++++ RECORDS PROVIDED ++++

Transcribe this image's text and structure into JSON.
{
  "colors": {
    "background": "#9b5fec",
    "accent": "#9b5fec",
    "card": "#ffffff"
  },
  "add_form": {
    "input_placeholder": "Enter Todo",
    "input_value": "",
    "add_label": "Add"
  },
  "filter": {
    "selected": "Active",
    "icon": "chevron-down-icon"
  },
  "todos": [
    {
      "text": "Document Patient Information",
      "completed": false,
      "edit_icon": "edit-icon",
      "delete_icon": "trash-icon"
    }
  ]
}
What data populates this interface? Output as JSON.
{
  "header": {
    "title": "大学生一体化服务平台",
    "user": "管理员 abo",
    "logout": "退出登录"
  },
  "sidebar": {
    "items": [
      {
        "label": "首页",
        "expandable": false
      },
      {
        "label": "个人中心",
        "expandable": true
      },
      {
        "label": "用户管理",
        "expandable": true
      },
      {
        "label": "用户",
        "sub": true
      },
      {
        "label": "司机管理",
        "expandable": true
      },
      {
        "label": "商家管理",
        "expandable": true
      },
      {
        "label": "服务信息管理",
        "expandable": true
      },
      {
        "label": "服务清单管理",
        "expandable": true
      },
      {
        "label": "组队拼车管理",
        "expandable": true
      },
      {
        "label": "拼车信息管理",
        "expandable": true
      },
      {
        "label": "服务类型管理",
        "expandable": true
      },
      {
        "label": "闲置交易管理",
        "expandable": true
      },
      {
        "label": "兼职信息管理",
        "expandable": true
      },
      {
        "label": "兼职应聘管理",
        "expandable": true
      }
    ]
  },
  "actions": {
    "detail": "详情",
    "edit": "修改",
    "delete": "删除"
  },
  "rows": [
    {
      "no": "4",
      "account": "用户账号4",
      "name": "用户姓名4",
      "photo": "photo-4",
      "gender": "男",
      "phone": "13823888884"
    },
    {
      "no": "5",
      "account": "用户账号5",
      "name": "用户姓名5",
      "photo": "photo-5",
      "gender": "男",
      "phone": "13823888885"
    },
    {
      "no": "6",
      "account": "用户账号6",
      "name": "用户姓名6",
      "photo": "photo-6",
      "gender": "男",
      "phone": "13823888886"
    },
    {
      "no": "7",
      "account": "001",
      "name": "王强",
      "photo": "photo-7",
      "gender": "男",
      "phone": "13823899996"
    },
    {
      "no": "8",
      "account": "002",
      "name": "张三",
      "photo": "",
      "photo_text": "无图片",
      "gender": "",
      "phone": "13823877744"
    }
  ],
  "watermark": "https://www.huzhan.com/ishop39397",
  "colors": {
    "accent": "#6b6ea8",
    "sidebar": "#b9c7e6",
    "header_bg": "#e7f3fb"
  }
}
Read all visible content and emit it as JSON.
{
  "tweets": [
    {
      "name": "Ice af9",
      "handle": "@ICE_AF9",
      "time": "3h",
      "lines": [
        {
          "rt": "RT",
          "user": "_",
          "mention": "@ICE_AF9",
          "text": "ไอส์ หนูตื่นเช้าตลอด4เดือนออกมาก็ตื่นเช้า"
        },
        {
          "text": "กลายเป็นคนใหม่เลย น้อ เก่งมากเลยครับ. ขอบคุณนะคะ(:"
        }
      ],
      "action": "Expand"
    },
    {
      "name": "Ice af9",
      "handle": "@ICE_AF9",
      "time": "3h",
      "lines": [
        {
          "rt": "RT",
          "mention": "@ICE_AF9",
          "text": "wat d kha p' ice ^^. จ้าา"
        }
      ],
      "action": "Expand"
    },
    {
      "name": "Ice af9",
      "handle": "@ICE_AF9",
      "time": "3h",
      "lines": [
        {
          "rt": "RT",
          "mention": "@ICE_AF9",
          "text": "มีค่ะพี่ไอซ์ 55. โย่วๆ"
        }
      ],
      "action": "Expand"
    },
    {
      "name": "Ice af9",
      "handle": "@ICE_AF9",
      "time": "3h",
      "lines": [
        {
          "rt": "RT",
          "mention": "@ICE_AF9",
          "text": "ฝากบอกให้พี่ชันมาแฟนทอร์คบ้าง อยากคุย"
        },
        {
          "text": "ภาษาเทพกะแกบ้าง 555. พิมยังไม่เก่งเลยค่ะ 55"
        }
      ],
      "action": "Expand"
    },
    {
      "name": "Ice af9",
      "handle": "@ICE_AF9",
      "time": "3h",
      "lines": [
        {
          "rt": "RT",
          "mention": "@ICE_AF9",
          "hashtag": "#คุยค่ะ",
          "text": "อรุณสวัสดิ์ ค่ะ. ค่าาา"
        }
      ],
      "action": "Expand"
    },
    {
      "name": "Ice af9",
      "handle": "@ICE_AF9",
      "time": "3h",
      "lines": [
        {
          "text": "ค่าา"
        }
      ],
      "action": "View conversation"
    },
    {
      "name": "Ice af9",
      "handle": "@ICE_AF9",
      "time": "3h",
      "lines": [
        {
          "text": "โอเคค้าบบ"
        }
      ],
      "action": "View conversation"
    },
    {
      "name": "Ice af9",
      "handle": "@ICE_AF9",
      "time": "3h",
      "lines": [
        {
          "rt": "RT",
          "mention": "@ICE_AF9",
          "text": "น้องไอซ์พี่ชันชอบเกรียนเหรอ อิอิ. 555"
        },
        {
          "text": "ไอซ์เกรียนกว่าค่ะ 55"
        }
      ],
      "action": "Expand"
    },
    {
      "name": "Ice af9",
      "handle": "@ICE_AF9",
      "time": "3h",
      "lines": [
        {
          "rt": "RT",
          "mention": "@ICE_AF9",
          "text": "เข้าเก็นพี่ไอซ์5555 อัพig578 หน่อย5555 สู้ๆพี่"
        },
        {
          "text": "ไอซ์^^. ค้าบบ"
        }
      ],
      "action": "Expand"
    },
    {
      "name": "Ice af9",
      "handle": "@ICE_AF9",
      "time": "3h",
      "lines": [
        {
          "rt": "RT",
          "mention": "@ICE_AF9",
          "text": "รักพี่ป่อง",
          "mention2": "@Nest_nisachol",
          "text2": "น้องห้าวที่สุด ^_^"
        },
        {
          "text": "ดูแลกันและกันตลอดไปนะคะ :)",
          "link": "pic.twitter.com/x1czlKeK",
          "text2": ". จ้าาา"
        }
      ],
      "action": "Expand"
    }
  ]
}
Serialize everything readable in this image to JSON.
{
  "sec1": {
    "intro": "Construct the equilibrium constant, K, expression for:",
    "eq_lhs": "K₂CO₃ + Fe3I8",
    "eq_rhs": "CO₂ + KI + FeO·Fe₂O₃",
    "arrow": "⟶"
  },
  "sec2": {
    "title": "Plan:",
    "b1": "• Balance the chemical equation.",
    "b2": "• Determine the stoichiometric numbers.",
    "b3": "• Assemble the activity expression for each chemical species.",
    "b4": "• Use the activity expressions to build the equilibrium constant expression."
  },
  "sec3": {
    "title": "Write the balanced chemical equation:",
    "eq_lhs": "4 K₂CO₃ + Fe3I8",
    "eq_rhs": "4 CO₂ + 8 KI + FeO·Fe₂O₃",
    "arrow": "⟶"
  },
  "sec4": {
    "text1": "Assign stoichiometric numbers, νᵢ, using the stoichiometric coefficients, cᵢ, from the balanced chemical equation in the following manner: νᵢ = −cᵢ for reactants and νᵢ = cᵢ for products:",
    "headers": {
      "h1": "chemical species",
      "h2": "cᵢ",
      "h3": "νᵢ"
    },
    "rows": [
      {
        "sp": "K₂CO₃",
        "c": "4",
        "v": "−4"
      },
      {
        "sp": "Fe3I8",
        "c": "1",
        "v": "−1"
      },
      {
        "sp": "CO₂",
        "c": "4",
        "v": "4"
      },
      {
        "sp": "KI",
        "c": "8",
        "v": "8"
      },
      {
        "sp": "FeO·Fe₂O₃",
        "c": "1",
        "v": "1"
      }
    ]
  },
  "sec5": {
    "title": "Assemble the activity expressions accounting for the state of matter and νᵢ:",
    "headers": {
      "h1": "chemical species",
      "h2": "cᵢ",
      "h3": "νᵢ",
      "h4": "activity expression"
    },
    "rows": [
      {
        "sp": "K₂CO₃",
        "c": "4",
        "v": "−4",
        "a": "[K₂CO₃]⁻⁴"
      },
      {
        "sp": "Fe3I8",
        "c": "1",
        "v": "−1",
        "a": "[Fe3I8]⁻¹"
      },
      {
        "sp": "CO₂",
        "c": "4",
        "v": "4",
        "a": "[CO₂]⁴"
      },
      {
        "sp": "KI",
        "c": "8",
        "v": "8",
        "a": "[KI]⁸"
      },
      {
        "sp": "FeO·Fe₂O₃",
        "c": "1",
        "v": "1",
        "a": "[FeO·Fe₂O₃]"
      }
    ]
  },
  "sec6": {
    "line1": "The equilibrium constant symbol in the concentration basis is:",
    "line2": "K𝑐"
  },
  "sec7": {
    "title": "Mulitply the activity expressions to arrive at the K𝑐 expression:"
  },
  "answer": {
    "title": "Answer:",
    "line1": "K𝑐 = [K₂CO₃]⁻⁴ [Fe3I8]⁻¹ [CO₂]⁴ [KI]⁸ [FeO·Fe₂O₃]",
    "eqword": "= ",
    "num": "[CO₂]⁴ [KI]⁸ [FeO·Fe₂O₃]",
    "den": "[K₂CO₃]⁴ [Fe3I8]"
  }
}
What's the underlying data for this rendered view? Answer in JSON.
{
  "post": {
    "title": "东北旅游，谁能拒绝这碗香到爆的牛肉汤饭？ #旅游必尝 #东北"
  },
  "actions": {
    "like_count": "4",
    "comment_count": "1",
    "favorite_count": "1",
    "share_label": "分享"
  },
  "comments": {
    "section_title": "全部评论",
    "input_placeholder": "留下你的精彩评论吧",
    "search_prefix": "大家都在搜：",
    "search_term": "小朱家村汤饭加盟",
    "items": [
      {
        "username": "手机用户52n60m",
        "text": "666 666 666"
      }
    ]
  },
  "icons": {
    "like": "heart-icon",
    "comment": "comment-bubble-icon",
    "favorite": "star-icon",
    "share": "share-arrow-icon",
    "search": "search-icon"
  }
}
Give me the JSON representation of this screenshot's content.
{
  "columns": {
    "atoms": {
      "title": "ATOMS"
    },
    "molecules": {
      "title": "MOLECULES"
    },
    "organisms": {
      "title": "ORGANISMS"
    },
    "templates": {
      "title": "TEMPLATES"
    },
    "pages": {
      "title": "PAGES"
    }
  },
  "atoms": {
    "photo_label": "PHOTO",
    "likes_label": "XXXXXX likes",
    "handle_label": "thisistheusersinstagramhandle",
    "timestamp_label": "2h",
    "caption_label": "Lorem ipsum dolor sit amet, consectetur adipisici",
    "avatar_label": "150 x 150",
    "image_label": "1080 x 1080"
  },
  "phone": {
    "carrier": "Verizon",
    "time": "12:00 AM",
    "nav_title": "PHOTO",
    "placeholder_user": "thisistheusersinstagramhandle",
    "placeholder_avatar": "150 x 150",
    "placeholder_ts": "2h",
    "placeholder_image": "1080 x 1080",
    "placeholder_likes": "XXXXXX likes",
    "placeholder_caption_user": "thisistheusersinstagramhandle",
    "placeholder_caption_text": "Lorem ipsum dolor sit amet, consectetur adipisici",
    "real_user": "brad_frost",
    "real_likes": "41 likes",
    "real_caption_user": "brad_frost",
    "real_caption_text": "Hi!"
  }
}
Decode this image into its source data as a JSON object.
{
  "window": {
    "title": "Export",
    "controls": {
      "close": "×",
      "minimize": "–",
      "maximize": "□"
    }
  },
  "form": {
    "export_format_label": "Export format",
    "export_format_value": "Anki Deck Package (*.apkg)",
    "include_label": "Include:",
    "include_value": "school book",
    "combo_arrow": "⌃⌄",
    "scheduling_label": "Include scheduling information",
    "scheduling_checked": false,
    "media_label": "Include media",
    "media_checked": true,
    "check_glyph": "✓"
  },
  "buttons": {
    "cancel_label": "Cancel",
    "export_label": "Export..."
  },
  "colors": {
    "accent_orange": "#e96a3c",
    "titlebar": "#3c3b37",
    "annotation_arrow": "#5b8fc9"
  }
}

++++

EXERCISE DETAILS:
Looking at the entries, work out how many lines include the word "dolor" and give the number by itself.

TASK RESULT:
2